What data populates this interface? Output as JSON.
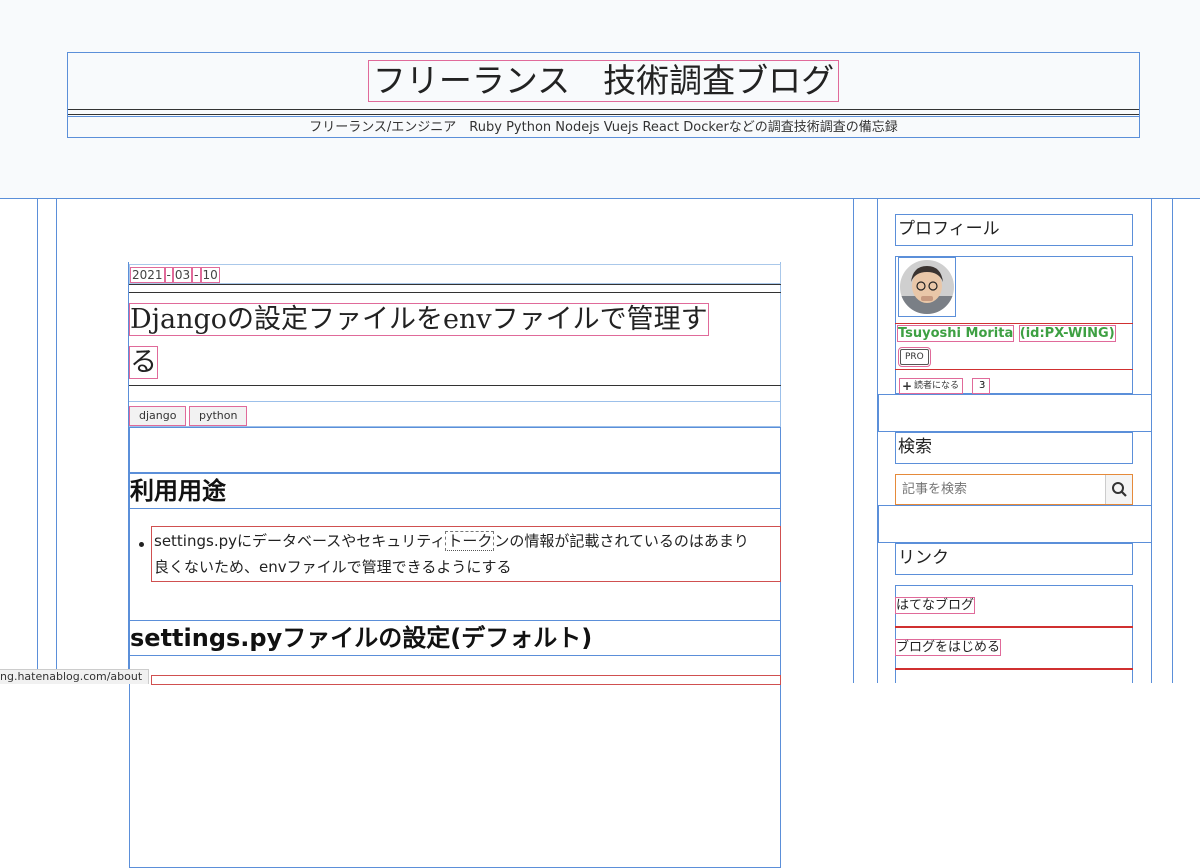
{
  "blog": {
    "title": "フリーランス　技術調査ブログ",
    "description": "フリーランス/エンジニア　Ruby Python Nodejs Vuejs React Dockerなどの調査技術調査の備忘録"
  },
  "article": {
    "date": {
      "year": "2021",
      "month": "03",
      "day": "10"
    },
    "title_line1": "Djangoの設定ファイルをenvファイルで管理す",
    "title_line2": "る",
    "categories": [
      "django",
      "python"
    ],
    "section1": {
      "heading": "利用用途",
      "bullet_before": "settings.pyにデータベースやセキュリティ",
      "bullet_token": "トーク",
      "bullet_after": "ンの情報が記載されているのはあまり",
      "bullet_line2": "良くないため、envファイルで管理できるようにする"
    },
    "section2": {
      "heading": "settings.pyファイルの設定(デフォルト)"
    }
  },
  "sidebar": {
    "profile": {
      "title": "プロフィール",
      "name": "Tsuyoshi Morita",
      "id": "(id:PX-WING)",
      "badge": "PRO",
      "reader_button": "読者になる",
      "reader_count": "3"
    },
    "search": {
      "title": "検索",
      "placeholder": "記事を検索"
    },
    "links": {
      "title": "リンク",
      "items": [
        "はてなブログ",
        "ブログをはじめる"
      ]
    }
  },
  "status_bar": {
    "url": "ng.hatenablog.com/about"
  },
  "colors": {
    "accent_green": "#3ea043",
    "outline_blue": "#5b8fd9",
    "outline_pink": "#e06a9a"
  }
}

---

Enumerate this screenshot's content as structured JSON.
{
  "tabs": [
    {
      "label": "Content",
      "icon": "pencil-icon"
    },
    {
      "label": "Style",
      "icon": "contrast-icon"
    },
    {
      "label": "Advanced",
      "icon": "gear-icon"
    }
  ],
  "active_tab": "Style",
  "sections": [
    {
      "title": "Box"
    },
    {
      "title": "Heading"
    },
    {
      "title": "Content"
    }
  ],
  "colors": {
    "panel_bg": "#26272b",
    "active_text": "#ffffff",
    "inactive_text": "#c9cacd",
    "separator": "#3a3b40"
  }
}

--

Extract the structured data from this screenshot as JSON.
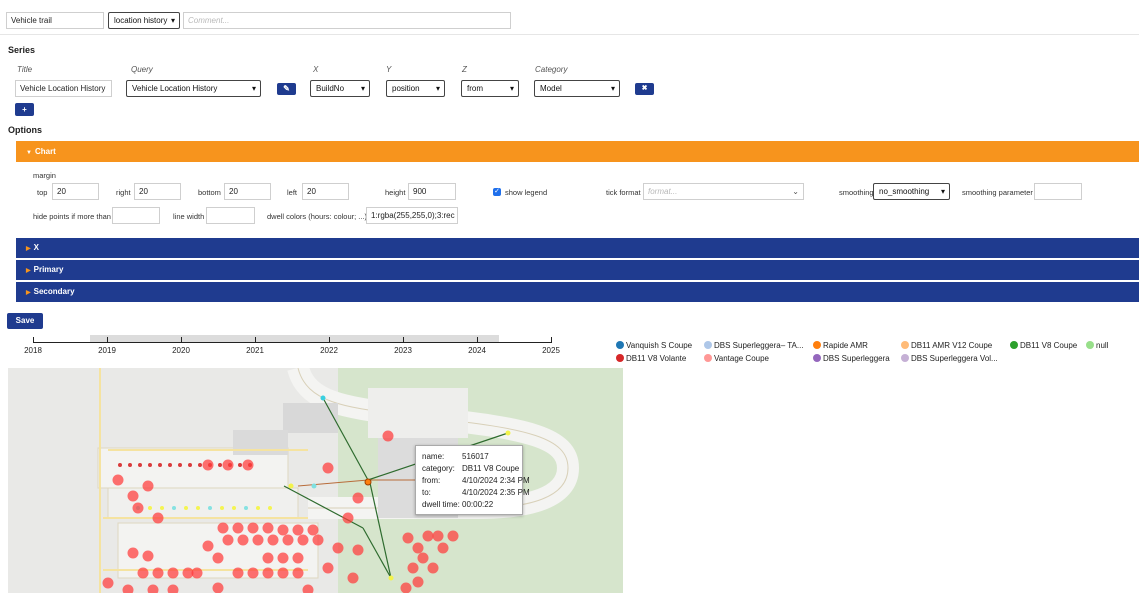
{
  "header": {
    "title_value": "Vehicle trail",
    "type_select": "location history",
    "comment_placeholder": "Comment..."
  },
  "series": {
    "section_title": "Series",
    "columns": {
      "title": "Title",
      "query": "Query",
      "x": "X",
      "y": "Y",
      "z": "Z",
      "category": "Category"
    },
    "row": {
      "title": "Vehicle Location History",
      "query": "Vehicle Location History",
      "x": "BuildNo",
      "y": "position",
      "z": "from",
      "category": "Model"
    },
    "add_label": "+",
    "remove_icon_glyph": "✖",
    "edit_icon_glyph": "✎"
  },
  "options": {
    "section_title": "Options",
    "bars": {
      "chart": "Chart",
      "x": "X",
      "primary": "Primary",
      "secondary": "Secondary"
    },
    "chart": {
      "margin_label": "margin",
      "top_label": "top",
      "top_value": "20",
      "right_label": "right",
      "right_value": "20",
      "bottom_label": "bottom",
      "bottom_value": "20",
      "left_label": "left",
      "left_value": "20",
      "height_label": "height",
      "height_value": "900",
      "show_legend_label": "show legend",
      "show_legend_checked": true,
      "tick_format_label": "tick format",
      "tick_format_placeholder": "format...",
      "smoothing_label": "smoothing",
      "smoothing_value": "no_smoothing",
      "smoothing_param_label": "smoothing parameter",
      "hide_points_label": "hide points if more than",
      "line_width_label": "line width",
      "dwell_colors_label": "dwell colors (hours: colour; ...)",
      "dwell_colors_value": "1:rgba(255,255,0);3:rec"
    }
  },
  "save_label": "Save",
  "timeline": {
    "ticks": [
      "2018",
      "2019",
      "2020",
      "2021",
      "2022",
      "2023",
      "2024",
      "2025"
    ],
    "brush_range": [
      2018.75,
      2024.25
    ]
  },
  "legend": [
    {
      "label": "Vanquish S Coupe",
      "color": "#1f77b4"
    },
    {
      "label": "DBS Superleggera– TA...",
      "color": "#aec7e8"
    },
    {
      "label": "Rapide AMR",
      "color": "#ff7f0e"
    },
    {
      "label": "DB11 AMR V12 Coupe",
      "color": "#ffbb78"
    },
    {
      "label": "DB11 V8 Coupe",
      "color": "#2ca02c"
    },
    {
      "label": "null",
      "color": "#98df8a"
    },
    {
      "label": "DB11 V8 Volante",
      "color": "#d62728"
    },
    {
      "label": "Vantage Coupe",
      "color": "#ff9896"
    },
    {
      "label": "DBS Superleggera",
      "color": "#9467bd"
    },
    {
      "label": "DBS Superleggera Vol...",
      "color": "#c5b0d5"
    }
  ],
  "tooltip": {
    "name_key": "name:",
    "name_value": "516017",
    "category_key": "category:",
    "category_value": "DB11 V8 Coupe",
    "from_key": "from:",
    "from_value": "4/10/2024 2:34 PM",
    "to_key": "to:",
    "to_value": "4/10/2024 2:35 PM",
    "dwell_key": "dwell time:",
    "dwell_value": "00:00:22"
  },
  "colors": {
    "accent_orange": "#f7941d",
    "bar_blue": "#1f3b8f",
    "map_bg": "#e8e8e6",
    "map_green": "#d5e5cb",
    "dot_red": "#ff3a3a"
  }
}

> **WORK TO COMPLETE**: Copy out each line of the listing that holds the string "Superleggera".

> **YOUR SOLUTION**:
      "label": "DBS Superleggera– TA...",
      "label": "DBS Superleggera",
      "label": "DBS Superleggera Vol...",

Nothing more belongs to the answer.